Amina Gharred, photographer and participant in ‘Through the People’s Lens’, PhotoVoice’s partnership with the ODI, talks about the impact of photography on her life, and how she has set out to use photography as a mechanism for social change across Tunisia.
Seeing a woman with a camera taking to the streets of Tunisia and moving across the regions to capture moments and stories was uncommon before the Revolution.
A majority of people tend to associate photographs with souvenirs and memories of ‘’happy’’ moments in their lives such as birthdays, wedding ceremonies, or with festivals, fashion and magazines. While you rarely hear about photo exhibitions, if you do it’s from specialists in Fine Arts, and there were few female photographers teaching photography at the School of Fine Arts of Tunis.
Photography in Tunisia was limited and voiceless during the period of oppression, but now it’s different – with the Revolution it has found its voice, and likewise artists. The Tunisian Revolution has created immense feelings among women and young people wanting to express themselves or to tell unheard stories through graffiti, rap songs, poetry slam and photography.

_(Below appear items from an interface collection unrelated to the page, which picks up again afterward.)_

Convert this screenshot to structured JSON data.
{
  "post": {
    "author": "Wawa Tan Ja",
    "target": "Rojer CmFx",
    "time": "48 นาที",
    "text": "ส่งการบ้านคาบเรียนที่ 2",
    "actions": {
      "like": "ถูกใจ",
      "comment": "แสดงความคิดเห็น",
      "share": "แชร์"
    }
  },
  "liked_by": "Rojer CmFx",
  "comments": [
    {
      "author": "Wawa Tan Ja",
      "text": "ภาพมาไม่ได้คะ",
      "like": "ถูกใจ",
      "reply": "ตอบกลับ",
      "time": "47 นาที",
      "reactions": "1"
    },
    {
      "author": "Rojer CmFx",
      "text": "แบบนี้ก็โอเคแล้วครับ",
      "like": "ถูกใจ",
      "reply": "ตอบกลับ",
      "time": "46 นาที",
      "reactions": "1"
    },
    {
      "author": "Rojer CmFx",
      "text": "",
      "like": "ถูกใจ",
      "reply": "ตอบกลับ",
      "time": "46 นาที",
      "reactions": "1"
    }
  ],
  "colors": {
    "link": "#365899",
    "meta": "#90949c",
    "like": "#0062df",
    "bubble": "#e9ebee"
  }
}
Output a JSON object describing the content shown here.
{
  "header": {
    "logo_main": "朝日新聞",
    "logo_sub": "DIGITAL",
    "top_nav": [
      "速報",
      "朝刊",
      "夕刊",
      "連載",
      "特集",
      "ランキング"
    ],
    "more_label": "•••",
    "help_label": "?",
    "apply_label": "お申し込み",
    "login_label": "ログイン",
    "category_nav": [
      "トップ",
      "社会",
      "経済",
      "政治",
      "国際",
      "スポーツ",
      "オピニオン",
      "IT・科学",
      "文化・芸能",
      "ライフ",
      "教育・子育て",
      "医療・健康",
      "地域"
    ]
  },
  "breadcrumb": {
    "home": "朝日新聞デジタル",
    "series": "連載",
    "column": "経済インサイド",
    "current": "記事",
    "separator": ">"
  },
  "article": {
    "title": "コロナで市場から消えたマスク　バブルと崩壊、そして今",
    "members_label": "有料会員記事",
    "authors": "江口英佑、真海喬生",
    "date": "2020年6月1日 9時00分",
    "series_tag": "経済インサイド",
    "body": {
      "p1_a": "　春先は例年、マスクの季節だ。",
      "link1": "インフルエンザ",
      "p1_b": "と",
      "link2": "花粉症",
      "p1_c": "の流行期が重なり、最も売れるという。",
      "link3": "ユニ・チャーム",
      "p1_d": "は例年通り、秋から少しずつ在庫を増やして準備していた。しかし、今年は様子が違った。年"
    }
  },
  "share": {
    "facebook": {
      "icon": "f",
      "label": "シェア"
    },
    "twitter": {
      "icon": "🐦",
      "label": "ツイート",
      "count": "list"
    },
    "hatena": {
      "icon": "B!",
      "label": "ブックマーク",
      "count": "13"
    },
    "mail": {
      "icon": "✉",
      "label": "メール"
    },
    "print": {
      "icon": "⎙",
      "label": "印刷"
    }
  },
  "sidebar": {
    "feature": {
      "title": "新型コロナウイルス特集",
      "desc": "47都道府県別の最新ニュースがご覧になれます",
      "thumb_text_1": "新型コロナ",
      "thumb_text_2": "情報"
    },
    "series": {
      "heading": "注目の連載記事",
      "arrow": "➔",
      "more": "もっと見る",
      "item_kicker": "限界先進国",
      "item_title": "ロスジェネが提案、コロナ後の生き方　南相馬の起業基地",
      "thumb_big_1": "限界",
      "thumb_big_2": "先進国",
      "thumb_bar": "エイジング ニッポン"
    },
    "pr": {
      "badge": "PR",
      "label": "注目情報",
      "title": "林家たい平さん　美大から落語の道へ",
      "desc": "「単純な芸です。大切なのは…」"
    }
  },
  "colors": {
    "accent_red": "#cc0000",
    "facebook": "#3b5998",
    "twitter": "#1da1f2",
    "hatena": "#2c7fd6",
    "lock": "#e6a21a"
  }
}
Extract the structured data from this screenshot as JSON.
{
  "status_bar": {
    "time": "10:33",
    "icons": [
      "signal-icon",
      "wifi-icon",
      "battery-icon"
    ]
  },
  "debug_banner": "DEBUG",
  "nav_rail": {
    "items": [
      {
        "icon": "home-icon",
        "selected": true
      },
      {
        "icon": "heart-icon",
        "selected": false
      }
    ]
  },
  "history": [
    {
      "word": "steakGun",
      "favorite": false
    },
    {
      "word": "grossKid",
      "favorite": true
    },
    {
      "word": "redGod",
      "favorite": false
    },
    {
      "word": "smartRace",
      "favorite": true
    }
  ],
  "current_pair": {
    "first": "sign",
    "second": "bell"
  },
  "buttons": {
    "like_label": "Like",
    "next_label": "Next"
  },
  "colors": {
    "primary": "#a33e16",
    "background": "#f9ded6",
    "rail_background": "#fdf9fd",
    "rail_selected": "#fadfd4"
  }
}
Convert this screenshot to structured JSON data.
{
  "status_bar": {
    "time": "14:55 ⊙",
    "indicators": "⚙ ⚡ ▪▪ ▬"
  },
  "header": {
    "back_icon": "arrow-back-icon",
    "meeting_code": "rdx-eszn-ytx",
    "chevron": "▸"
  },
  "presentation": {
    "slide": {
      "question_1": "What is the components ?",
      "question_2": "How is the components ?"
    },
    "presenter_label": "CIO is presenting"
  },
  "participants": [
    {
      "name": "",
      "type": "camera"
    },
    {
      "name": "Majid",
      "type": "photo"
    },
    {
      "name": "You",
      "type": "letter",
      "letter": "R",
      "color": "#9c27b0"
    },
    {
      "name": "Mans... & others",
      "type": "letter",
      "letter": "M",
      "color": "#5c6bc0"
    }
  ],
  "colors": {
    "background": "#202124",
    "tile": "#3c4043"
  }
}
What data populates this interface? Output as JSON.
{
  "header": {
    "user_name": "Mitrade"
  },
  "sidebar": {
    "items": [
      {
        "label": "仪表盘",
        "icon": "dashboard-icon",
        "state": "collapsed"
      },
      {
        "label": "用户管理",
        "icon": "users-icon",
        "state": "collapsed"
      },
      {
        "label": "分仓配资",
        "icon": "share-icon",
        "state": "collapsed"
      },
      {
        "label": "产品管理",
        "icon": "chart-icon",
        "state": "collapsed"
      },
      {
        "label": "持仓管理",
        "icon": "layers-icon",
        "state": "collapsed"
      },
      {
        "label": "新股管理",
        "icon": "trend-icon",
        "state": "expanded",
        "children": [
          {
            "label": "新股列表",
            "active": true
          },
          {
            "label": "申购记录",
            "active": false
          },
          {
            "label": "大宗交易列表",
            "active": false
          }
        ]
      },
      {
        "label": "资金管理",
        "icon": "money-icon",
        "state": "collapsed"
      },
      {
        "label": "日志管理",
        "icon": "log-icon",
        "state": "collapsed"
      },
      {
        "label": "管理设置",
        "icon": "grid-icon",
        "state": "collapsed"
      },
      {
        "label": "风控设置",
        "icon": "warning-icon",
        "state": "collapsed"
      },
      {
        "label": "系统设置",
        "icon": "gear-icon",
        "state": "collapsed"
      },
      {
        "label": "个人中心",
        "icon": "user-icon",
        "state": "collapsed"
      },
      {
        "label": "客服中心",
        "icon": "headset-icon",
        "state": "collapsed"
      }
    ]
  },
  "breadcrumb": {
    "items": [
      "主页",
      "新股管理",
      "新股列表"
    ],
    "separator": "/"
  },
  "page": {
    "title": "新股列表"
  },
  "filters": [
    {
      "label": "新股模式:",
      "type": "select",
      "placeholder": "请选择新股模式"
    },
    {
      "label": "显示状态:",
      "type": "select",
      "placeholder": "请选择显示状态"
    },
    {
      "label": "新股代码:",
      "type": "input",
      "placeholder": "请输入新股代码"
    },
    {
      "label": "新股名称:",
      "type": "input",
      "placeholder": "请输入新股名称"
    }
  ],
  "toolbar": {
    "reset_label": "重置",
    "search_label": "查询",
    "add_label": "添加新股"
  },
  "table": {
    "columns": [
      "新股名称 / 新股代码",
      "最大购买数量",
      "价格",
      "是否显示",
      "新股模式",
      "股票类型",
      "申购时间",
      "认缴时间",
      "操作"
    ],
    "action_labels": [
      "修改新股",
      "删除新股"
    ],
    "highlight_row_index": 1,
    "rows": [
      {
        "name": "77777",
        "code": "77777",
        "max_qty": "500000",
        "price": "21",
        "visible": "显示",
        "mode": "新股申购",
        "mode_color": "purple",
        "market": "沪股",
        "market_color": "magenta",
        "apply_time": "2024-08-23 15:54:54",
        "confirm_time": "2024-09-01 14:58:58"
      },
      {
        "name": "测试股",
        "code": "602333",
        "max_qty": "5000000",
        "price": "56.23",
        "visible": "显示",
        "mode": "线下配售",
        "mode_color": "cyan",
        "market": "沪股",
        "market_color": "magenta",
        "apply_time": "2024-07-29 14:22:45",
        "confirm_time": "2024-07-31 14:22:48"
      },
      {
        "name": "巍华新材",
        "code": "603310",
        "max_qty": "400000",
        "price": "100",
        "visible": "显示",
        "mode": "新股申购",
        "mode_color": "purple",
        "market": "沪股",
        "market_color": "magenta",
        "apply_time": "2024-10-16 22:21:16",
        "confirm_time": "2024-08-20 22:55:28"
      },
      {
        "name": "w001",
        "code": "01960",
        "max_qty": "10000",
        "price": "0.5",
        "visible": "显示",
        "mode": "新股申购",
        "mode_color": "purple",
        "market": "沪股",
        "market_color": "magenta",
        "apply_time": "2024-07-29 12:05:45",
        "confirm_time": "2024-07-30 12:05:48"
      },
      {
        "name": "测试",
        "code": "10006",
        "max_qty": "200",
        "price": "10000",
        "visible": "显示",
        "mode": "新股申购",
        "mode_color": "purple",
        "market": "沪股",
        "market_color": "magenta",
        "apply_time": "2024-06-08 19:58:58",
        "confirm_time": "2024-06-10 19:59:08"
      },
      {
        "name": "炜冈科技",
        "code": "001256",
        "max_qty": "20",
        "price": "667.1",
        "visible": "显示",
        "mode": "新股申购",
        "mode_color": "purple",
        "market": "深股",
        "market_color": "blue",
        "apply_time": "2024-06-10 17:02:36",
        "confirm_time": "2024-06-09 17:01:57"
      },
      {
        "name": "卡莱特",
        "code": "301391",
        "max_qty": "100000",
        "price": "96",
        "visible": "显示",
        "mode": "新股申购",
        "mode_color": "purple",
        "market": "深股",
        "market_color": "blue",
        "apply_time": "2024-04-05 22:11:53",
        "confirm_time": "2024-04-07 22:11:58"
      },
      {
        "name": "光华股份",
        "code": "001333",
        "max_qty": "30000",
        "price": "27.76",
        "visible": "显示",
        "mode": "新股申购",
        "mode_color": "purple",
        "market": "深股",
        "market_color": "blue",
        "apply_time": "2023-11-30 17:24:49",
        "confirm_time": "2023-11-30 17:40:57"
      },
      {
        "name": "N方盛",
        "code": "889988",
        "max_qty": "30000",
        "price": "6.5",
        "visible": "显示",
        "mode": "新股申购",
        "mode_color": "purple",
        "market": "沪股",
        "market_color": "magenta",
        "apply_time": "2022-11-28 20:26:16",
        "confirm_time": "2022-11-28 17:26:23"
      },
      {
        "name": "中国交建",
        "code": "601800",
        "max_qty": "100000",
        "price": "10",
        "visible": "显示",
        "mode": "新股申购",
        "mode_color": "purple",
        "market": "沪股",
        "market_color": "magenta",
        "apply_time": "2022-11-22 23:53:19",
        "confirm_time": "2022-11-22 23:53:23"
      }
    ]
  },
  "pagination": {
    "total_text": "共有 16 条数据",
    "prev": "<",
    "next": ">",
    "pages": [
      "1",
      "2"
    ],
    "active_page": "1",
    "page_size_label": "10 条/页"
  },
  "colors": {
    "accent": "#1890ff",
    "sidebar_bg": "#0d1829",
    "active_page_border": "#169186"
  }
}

I was one of those young Tunisian women who grew passionate about photography through the Revolution. I found myself using photography as a principle mode of expression, breaking free and shouting what I and others felt or wanted to tell.
It started in 2011 with posting photos on my Facebook account under an album I called ‘’In There’’. In 2012, a friend of mine one day told me: ‘’Amina you use the camera differently. Look for photography clubs where you can develop your talent’’. She woke me up.
Living in the capital during the years of my studies gave me the chance to join the first emerging photo clubs in Tunisia, the Club Photo Taher Haddad in 2012 and the Association Club Photo de Tunis (ACPT) in 2013. I started to develop my skills not only in photography, but also in my own critical thinking. I also had the opportunity to meet with brilliant Tunisian photographers, including Hamid Eddine Bouali – one of the founding fathers of photography in Tunisia – as well as young photographers and amateurs, and participate in national photo exhibitions.
In October 2013 I took part in a photography project ‘’Blasti’’ (My Place) implemented by the German Association ‘’SocialVisions’’ on Tunisian women, where I produced a series of auto portraits. We were a group of seven women of different backgrounds who were trained by photographer Anja Pietsch, and Patricia Triki, a Visual Artist in technical and theoretical photographic skills and visual communication.
At the same time my work in civil society enabled me to travel across the country, deepening my knowledge about social issues (especially regarding women and youth), and strengthening my relations with civil society actors who believe in change and progress.
This interest in photography and social issues gave me the chance in 2014 to participate in photography workshops with a group of friends in Tunis, as part of the ODI and PhotoVoice project on digital photography and storytelling about women’s empowerment in Tunisia. Training was provided by the English photographer Jenny Matthews.
This was a turning point for all of us, as we discovered the real power of photography, learning how to address social issues through our photos, and develop photographic stories that could support global change. The resulting photographs were showcased at the Royal Geographical Society as part of a wider exhibition of images from the project.
This has encouraged my passion for photography. I have seen in it not only a tool of communication, but also seen how it builds communities, and opens up dialogues over public issues at local and international levels.
Inspired by this project, myself and some of the female photographers who participated in the workshops co-founded the Tunisian Association of Female Photographers (ATFP) in November 2014.
The ATFP is now a Tunisian-based non-governmental organization that aims to establish a culture of communication through photography in different regions across the country, and to foster women’s participation in development through creative visual art. The ATFP organizes participatory photography projects and exhibitions, working in partnership with local and international NGOs and driven by a determination to generate social change through photography, and advocate the decentralisation of Art.
The group recently had their first work exhibited in Tunis which has actively engaged several women interested in photography to become members of the association and to participate in future activities.
Featured image: ‘On the horns of a dilemma…to be continued’ is a series of photos featuring Tunisian women in the town of Sidi Bouzid working in a carrot field during the day of the first round of the Tunisian presidential elections. © Amina Gharred, 2014